TASK BRIEF →
Only lines containing the string "this" belong in the answer; copy all of them from the entries.

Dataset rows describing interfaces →
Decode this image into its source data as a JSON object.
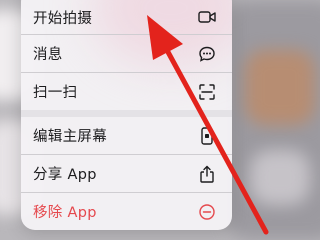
{
  "menu": {
    "items": [
      {
        "label": "开始拍摄",
        "icon": "video-camera-icon"
      },
      {
        "label": "消息",
        "icon": "message-bubble-icon"
      },
      {
        "label": "扫一扫",
        "icon": "scan-icon"
      },
      {
        "label": "编辑主屏幕",
        "icon": "phone-edit-icon"
      },
      {
        "label": "分享 App",
        "icon": "share-icon"
      },
      {
        "label": "移除 App",
        "icon": "minus-circle-icon"
      }
    ]
  },
  "colors": {
    "danger": "#e5484d",
    "arrow": "#e3231c"
  }
}
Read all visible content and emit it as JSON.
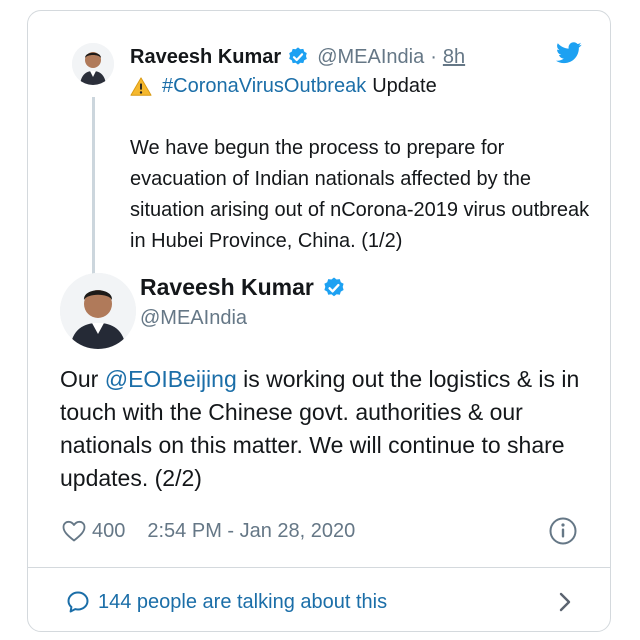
{
  "tweet1": {
    "name": "Raveesh Kumar",
    "handle": "@MEAIndia",
    "separator": "·",
    "time": "8h",
    "hashtag": "#CoronaVirusOutbreak",
    "update_label": "Update",
    "text": "We have begun the process to prepare for evacuation of Indian nationals affected by the situation arising out of nCorona-2019 virus outbreak in Hubei Province, China. (1/2)"
  },
  "tweet2": {
    "name": "Raveesh Kumar",
    "handle": "@MEAIndia",
    "text_before": "Our ",
    "mention": "@EOIBeijing",
    "text_after": " is working out the logistics & is in touch with the Chinese govt. authorities & our nationals on this matter. We will continue to share updates. (2/2)",
    "likes": "400",
    "timestamp": "2:54 PM - Jan 28, 2020"
  },
  "footer": {
    "talking": "144 people are talking about this"
  },
  "icons": {
    "verified": "verified-badge-icon",
    "bird": "twitter-bird-icon",
    "warning": "warning-icon",
    "heart": "heart-icon",
    "info": "info-icon",
    "bubble": "speech-bubble-icon",
    "chevron": "chevron-right-icon"
  },
  "colors": {
    "accent": "#1da1f2",
    "link": "#1b6ea8",
    "secondary_text": "#657786",
    "border": "#d4d9dd"
  }
}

ANSWER SECTION →
Decode this image into its source data as a JSON object.
    "text_after": " is working out the logistics & is in touch with the Chinese govt. authorities & our nationals on this matter. We will continue to share updates. (2/2)",
    "talking": "144 people are talking about this"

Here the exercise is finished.